The most important decision photographers have to make is whether to specialize or generalize. While generalizing may increase your chances of work, it can also harm your reputation. The good news is there's a clever way to do both.
I completely understand why photographers may want to dabble in various different areas of the industry. First, it's more interesting, and second, it can open up many more revenue streams. The real downsize of generalizing is the negative perception that some clients and customers can get from it. Many of these people won't think you're doing lots of things because you enjoy a variety. Instead, they will jump to the conclusion that you're casting your net far and wide because you're desperate. When someone wants a problem solved, they'd rather get a specialist. I'm sure if you had a bug infestation in your house, you'd be more confident hiring the professional who does the job day-in, day-out over the guy off Craigslist who seems to be doing all sorts of random stuff to get by?
This very topic is the subject of The Futur's video this week. Chris Do, the founder of the Futur, explains in detail the issues with both specializing and generalizing and offers the best solution I have heard in a very long time. Thankfully for us "variety is the spice of life" kinds, we can actually do both. The important factor to note is how you present what you do to the world. Do stresses the importance of specializing externally, so clients and customers think you are a specialist, while still generalizing internally, so your practice is enriched by all those different creative avenues.
The video goes on to talk about the halo bias and how this concept comes into play when specializing and how opportunities may come as a result of this.
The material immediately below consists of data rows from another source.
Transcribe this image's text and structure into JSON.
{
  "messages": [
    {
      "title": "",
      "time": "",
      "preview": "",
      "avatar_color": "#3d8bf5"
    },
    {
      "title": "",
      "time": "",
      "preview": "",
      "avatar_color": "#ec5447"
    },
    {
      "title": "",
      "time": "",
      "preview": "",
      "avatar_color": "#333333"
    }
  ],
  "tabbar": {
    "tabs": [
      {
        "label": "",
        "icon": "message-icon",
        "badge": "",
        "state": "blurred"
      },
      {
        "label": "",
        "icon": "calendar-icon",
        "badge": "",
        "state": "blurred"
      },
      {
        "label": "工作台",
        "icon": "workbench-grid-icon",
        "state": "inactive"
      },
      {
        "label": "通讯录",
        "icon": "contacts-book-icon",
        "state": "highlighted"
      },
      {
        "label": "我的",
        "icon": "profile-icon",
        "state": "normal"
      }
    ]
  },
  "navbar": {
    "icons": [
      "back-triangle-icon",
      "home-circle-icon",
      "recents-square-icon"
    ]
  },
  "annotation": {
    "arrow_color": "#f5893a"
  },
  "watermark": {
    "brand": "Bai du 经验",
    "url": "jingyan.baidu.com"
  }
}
The video is just under eight minutes long and is well worth a look if you're at a crossroads in your photography career. You really can have your cake and eat it too; just be sure your clients don't see any unwanted crumbs on your chin.
Lead image by Lê Minh via Pexels, used under Creative Commons.